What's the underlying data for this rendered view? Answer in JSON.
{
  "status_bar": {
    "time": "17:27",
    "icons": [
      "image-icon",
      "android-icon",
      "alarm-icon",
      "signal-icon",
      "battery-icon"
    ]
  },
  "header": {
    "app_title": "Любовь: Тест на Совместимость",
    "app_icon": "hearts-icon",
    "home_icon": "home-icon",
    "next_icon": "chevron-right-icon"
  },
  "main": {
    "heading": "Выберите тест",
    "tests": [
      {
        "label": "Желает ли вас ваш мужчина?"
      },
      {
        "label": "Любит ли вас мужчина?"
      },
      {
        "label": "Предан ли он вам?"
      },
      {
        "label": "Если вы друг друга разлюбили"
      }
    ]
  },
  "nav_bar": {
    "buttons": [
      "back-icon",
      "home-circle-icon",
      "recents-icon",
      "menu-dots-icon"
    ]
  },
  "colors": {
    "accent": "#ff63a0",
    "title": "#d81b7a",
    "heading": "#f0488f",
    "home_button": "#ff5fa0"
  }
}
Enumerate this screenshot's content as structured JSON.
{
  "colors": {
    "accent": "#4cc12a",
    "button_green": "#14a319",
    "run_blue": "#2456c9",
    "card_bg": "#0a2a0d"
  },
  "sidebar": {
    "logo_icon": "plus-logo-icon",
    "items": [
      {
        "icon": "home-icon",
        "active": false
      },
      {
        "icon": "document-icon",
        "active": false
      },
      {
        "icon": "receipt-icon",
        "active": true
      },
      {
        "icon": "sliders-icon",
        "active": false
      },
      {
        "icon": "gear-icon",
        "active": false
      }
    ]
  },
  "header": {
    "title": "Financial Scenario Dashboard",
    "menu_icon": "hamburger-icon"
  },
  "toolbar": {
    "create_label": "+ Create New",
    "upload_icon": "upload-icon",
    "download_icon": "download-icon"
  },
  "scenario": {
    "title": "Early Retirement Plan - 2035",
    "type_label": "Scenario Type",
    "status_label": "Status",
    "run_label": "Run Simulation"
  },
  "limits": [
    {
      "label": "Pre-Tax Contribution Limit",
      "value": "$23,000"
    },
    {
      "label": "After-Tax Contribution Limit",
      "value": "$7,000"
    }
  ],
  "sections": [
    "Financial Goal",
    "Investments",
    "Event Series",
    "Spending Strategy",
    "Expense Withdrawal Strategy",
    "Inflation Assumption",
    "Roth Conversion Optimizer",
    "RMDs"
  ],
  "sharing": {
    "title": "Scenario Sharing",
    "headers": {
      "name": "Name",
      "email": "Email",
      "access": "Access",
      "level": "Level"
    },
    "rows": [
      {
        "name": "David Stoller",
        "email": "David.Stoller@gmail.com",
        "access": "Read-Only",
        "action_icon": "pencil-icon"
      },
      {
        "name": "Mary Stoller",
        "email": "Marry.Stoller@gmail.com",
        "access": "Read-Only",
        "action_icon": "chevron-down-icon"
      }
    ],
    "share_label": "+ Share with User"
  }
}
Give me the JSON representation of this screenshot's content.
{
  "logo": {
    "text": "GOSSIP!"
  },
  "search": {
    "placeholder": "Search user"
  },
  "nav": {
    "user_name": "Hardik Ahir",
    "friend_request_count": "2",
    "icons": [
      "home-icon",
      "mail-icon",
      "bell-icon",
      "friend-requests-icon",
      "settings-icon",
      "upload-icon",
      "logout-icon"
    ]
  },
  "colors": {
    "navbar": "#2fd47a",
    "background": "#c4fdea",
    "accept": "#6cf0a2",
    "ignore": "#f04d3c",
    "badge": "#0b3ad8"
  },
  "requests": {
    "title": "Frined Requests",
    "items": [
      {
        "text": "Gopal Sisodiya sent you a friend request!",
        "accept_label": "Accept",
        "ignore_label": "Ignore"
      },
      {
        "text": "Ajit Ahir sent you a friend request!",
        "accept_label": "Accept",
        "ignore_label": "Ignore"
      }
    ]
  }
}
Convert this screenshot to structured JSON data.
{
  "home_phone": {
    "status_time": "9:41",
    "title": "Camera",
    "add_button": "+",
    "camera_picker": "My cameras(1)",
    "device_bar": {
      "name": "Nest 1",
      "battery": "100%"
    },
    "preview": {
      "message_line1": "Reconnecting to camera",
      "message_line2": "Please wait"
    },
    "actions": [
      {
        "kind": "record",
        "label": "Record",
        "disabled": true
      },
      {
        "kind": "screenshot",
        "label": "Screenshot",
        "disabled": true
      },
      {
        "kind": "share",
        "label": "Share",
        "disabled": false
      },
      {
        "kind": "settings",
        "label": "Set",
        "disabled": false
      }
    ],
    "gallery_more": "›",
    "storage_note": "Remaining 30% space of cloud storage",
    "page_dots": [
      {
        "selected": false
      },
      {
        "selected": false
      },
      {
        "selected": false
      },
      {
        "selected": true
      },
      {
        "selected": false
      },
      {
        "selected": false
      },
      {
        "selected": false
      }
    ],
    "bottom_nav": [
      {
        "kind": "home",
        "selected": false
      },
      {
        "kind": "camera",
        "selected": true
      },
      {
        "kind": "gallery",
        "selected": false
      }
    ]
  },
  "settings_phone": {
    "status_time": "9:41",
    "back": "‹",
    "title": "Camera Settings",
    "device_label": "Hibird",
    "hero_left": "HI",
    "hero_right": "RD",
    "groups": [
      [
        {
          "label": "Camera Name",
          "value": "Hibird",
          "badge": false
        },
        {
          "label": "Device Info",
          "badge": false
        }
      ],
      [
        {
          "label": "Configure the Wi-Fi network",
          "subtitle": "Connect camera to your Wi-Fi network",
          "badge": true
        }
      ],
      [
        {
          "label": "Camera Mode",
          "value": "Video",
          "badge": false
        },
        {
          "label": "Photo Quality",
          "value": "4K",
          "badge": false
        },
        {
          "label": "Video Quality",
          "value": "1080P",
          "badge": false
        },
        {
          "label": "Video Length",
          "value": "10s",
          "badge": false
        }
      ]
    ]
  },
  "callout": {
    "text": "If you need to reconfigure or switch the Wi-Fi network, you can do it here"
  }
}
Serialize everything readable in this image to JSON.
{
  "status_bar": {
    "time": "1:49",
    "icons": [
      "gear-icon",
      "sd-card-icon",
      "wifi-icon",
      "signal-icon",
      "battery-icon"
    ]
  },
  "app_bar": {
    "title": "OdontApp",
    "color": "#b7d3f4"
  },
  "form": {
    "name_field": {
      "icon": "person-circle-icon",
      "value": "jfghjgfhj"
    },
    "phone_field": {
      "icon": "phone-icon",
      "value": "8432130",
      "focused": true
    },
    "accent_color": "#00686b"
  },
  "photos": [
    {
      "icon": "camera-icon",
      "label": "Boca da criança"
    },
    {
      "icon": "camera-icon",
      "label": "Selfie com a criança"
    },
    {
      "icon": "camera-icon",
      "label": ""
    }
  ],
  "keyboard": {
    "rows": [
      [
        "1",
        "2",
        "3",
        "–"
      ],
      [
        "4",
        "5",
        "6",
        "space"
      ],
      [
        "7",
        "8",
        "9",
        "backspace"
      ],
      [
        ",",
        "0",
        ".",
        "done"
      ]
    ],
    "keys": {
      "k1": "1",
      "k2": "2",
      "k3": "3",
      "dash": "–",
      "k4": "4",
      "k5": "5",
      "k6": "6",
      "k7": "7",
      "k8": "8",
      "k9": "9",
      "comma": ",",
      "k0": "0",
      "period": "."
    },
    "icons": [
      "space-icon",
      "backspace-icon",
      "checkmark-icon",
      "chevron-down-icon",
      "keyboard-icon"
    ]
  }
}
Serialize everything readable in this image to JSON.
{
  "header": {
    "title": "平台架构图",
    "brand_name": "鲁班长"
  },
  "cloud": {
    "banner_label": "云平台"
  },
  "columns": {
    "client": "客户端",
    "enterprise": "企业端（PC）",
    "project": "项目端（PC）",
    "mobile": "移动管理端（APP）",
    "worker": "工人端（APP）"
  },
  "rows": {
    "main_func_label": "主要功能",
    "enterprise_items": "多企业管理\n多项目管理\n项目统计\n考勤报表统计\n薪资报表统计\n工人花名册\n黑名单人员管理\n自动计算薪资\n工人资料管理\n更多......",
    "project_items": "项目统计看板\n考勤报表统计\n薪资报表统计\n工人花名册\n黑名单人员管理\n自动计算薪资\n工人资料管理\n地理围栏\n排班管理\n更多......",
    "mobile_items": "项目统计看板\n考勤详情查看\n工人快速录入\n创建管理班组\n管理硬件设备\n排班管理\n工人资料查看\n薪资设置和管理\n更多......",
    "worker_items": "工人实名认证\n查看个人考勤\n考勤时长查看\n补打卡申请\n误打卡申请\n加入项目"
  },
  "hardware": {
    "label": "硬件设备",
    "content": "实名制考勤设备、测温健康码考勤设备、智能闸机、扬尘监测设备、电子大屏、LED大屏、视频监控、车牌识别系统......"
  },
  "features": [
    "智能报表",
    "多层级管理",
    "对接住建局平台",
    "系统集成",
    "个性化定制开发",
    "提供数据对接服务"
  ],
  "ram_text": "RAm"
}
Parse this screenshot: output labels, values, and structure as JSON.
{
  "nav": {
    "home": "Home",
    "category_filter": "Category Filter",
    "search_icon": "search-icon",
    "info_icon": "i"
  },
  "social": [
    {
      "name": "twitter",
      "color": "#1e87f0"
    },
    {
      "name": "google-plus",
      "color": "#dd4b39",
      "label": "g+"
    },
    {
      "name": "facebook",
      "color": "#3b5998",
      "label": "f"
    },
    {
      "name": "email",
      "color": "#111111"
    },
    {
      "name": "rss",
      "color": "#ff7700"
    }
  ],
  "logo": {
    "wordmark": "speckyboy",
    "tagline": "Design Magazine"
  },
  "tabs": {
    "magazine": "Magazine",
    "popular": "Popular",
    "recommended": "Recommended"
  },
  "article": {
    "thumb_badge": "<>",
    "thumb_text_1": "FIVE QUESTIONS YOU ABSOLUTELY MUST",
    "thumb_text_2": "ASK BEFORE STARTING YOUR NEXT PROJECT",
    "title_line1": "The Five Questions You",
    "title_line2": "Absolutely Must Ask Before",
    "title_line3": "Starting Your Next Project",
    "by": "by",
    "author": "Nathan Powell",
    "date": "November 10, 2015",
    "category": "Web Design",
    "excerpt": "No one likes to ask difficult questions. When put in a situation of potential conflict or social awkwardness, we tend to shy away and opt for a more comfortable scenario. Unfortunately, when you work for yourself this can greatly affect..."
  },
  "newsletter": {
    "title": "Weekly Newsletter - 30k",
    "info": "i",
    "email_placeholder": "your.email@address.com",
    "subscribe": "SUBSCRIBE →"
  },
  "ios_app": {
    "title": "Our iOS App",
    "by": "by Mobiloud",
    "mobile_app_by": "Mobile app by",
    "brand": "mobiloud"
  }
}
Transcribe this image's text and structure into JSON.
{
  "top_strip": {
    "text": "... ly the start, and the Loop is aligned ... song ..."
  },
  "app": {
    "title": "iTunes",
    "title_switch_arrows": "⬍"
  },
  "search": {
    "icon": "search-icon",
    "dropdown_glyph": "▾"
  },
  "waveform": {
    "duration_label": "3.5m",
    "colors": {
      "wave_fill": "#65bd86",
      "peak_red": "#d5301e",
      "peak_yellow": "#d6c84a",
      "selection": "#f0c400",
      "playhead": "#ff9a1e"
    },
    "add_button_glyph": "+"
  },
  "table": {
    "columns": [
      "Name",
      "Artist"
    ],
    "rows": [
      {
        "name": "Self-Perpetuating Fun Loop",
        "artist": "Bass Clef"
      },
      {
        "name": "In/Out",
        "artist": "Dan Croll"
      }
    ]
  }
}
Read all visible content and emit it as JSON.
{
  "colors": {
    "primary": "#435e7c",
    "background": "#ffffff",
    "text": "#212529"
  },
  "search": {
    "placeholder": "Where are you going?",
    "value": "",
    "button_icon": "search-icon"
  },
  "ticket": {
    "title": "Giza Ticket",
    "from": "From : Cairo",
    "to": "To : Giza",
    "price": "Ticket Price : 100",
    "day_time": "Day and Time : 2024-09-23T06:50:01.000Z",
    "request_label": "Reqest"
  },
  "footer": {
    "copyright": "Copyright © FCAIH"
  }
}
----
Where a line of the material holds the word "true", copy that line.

Solution to the exercise:
        "active": true
        "disabled": true
        "disabled": true
        "selected": true
        "selected": true
          "badge": true
      "focused": true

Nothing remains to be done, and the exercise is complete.